With COVID-19 cases soaring and hospitalization rates 75 percent higher than over the summer, Piedmont Healthcare has begun temporarily postponing some surgeries that require overnight stays or an ICU bed at some hospitals.
Surgeries of an emergency nature continue, regardless or inpatient or outpatient status, said Nicole Dillon, spokeswoman for Piedmont Newnan.
As of this week, more than 5,700 patients are hospitalized with COVID-19 across Georgia; approximately 7 percent of Georgia COVID-19 cases require hospitalization.
“As cases increase, Piedmont’s numbers reflect that reality as our percentage of COVID-19 patients continues to remain fairly consistent with the state’s number of hospitalized patients,” Dillon said.
“Some health care facilities experience ‘peaks’ at different times, due to a variety of factors. This is the current reality for Piedmont Newnan, especially given its well-earned reputation for the high quality of care that attracts patients from well beyond the borders of Coweta County,” she said.
According to the Georgia Medical Facility Patient Census, there were 17,302 patients in Georgia hospitals, and 33.1 percent – 5,721 – had COVID-19. An additional 2.2 percent were under investigation for COVID-19. That’s a dramatic increase in patients since Nov. 1, when there were just 1,400 COVID-19 patients in Georgia hospitals.
On Christmas Day, there were 3,800 COVID-19 patients in Georgia hospitals.
Coweta’s case rate over the last two weeks was 664 cases per 100,000 population – not including those who tested positive with rapid antigen tests. The test positivity rate over the past two weeks, again not including antigen tests, is 19.2 percent.
Piedmont Newnan, and other hospitals in the region, have been periodically on “diversion” and not accepting new patients over the past few weeks.
On Wednesday, Newnan was not on diversion, though the emergency department was listed as severely overcrowded by the Georgia Coordinating Center. Piedmont Fayette Hospital was on total diversion with severe overcrowding in the emergency department.
On Wednesday, only two hospitals in Georgia EMS Region 4 were on diversion, Piedmont Fayette and Wellstar Spalding Regional. Four hospitals – in Troup, Butts, Carroll and Meriwether counties, were listed as having normal emergency departments; the other six hospitals in the region have severe overcrowding.
“Across the entire health system, we continue to adapt to the ever-changing landscape of COVID-19, especially as the country experiences this third surge,” Dillon said. “Each of our hospitals reviews available resources daily related to current COVID volume, and where possible, we continue to shift resources as needed to maintain appropriate capacity — as we have since the pandemic began in March.
“Our staff, though stretched and tested in previously unimaginable ways, is committed and resilient. We are encouraged by the arrival of vaccines and continue to vaccinate our workforce at all 11 hospitals as quickly as we can,” Dillon said.

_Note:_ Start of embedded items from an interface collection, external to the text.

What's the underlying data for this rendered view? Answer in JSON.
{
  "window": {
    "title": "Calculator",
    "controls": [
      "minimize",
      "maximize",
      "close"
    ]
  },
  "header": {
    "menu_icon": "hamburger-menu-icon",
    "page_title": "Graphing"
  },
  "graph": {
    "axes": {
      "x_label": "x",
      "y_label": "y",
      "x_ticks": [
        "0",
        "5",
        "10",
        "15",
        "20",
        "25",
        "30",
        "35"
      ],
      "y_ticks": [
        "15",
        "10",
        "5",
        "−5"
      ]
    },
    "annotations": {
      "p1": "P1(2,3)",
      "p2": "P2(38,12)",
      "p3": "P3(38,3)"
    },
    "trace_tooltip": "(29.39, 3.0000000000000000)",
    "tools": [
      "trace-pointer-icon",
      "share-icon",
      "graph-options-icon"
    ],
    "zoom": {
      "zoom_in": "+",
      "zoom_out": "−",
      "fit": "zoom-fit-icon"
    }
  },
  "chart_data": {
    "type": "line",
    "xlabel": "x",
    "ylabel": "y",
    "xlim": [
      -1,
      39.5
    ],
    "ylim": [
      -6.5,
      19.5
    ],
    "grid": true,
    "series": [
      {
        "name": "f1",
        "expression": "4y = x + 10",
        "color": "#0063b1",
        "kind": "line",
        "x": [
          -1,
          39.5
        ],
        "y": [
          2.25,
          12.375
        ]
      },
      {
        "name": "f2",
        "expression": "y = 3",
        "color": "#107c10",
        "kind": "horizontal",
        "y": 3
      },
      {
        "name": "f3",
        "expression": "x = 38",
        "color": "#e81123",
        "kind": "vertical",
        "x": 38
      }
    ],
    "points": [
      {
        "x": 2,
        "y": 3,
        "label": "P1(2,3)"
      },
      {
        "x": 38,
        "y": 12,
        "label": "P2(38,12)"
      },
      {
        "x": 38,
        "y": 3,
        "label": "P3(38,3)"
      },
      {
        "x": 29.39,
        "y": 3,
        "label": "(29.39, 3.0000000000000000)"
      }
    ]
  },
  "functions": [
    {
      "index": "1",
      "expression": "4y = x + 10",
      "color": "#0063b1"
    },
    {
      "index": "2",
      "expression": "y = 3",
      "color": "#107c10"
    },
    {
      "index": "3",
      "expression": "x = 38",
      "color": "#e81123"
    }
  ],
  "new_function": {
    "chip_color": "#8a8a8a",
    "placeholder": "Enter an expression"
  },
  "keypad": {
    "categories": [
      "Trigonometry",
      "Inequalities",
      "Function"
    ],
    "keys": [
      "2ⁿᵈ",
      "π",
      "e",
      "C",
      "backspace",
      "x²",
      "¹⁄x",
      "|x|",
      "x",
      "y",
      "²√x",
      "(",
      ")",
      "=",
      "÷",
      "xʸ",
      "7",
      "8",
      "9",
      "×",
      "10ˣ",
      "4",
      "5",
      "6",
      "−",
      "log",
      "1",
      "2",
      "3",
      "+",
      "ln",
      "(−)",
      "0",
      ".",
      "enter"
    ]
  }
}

Statewide, 92.7 percent of all intensive care unit beds were in use as of 12 a.m. Wednesday. Data on hospital bed and ventilator usage, broken down by region, is available on the state’s COVID-19 data hub at https://covid-hub.gio.georgia.gov/ .
Things are better when it comes to total inpatient beds; 87.6 percent were in use Wednesday.
Last week, COVID-19 patient counts were significantly higher in Coweta than in the region. For the week of Jan. 1-7, fully 50 percent of all hospitalized patients in Coweta were COVID-19 patients, according to the University of Minnesota COVID-19 Hospitalization Tracking Project.
COVID-19 patients occupied 77 percent of ICU beds. The project updates numbers weekly.
In Hospital Region C, which includes Coweta but is different from EMS Region 4, 96.99 percent of general inpatient beds are in use, and 149 out of 154 ICU beds are in use. In Region C, 35.7 percent of patients are classified as COVID-19 patients.
In Region I, which includes counties south of Coweta, 98 of 102 ICU beds were in use and 88.65 percent of general inpatient beds were in use. In the region, 28.9 percent of those hospitalized are COVID-19 patients.
Atlanta’s Region D is only at 87.8 percent ICU usage, with 1,087 of 1,238 beds being used, and at 90.52 percent general inpatient usage, with more than 400 beds available. In that region, 28.4 percent of patients are COVID-19 patients.
Ventilator capacity remains strong, with 44.8 percent of ventilators in use statewide.
On Tuesday, Georgia hit its single day record for COVID-19 deaths, with 145 deaths reported. The previous record was 129 deaths, in August, according to Georgia Public broadcasting.
Though vaccination has begun, and some Cowetans are now eligible for their second dose of vaccine, COVID-19 remains a serious threat.
“Until COVID vaccines are widely available to the public, which remains several months away, it remains critical that we continue to mask up, wash our hands, maintain social distancing practices and stay diligent in our fight against COVID,” Dillon said.